* **How to complete this task**:
Your job is to copy every record exactly.

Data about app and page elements
"""
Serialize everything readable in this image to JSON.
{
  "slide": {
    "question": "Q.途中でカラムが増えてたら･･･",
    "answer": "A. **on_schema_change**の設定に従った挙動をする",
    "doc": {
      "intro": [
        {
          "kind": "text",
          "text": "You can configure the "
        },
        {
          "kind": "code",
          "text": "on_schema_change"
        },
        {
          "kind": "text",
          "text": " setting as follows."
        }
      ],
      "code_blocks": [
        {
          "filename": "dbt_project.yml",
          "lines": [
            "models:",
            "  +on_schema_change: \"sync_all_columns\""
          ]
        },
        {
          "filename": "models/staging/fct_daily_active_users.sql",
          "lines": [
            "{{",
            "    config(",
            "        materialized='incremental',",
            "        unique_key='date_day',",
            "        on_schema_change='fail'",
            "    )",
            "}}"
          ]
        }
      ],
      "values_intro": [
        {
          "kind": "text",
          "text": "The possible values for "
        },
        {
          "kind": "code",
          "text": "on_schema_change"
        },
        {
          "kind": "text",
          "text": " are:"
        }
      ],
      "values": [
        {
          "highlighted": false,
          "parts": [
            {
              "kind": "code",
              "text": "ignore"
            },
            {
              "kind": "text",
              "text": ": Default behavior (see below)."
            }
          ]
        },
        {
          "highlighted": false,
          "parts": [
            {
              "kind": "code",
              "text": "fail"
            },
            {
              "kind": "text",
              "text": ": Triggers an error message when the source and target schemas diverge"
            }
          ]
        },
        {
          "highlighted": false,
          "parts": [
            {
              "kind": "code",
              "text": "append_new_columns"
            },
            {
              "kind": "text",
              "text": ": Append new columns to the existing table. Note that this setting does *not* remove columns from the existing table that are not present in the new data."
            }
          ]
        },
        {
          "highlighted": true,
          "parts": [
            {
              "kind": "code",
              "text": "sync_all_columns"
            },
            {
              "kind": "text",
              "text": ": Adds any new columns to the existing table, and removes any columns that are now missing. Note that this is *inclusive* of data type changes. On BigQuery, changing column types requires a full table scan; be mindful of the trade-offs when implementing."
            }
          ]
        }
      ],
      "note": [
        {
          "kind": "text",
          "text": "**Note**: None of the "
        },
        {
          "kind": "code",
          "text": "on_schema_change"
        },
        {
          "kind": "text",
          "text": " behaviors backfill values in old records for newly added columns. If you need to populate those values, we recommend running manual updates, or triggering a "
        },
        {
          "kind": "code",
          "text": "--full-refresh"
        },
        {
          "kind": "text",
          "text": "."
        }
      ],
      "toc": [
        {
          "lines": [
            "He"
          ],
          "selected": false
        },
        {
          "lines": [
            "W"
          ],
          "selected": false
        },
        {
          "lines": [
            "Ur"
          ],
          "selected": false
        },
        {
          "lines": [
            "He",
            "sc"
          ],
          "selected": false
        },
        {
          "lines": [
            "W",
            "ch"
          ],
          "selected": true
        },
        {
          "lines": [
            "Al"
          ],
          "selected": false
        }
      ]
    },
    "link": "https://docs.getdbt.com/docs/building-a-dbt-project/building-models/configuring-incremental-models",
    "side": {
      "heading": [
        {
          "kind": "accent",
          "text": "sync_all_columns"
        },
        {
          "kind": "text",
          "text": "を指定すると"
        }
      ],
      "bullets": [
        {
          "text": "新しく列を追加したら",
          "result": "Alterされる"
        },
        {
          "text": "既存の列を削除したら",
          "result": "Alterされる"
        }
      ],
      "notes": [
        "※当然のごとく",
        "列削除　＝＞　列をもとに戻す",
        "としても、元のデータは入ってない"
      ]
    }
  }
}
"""
* **Answer**:
Serialize everything readable in this image to JSON.
{
  "slide": {
    "question": "Q.途中でカラムが増えてたら･･･",
    "answer": "A. **on_schema_change**の設定に従った挙動をする",
    "doc": {
      "intro": [
        {
          "kind": "text",
          "text": "You can configure the "
        },
        {
          "kind": "code",
          "text": "on_schema_change"
        },
        {
          "kind": "text",
          "text": " setting as follows."
        }
      ],
      "code_blocks": [
        {
          "filename": "dbt_project.yml",
          "lines": [
            "models:",
            "  +on_schema_change: \"sync_all_columns\""
          ]
        },
        {
          "filename": "models/staging/fct_daily_active_users.sql",
          "lines": [
            "{{",
            "    config(",
            "        materialized='incremental',",
            "        unique_key='date_day',",
            "        on_schema_change='fail'",
            "    )",
            "}}"
          ]
        }
      ],
      "values_intro": [
        {
          "kind": "text",
          "text": "The possible values for "
        },
        {
          "kind": "code",
          "text": "on_schema_change"
        },
        {
          "kind": "text",
          "text": " are:"
        }
      ],
      "values": [
        {
          "highlighted": false,
          "parts": [
            {
              "kind": "code",
              "text": "ignore"
            },
            {
              "kind": "text",
              "text": ": Default behavior (see below)."
            }
          ]
        },
        {
          "highlighted": false,
          "parts": [
            {
              "kind": "code",
              "text": "fail"
            },
            {
              "kind": "text",
              "text": ": Triggers an error message when the source and target schemas diverge"
            }
          ]
        },
        {
          "highlighted": false,
          "parts": [
            {
              "kind": "code",
              "text": "append_new_columns"
            },
            {
              "kind": "text",
              "text": ": Append new columns to the existing table. Note that this setting does *not* remove columns from the existing table that are not present in the new data."
            }
          ]
        },
        {
          "highlighted": true,
          "parts": [
            {
              "kind": "code",
              "text": "sync_all_columns"
            },
            {
              "kind": "text",
              "text": ": Adds any new columns to the existing table, and removes any columns that are now missing. Note that this is *inclusive* of data type changes. On BigQuery, changing column types requires a full table scan; be mindful of the trade-offs when implementing."
            }
          ]
        }
      ],
      "note": [
        {
          "kind": "text",
          "text": "**Note**: None of the "
        },
        {
          "kind": "code",
          "text": "on_schema_change"
        },
        {
          "kind": "text",
          "text": " behaviors backfill values in old records for newly added columns. If you need to populate those values, we recommend running manual updates, or triggering a "
        },
        {
          "kind": "code",
          "text": "--full-refresh"
        },
        {
          "kind": "text",
          "text": "."
        }
      ],
      "toc": [
        {
          "lines": [
            "He"
          ],
          "selected": false
        },
        {
          "lines": [
            "W"
          ],
          "selected": false
        },
        {
          "lines": [
            "Ur"
          ],
          "selected": false
        },
        {
          "lines": [
            "He",
            "sc"
          ],
          "selected": false
        },
        {
          "lines": [
            "W",
            "ch"
          ],
          "selected": true
        },
        {
          "lines": [
            "Al"
          ],
          "selected": false
        }
      ]
    },
    "link": "https://docs.getdbt.com/docs/building-a-dbt-project/building-models/configuring-incremental-models",
    "side": {
      "heading": [
        {
          "kind": "accent",
          "text": "sync_all_columns"
        },
        {
          "kind": "text",
          "text": "を指定すると"
        }
      ],
      "bullets": [
        {
          "text": "新しく列を追加したら",
          "result": "Alterされる"
        },
        {
          "text": "既存の列を削除したら",
          "result": "Alterされる"
        }
      ],
      "notes": [
        "※当然のごとく",
        "列削除　＝＞　列をもとに戻す",
        "としても、元のデータは入ってない"
      ]
    }
  }
}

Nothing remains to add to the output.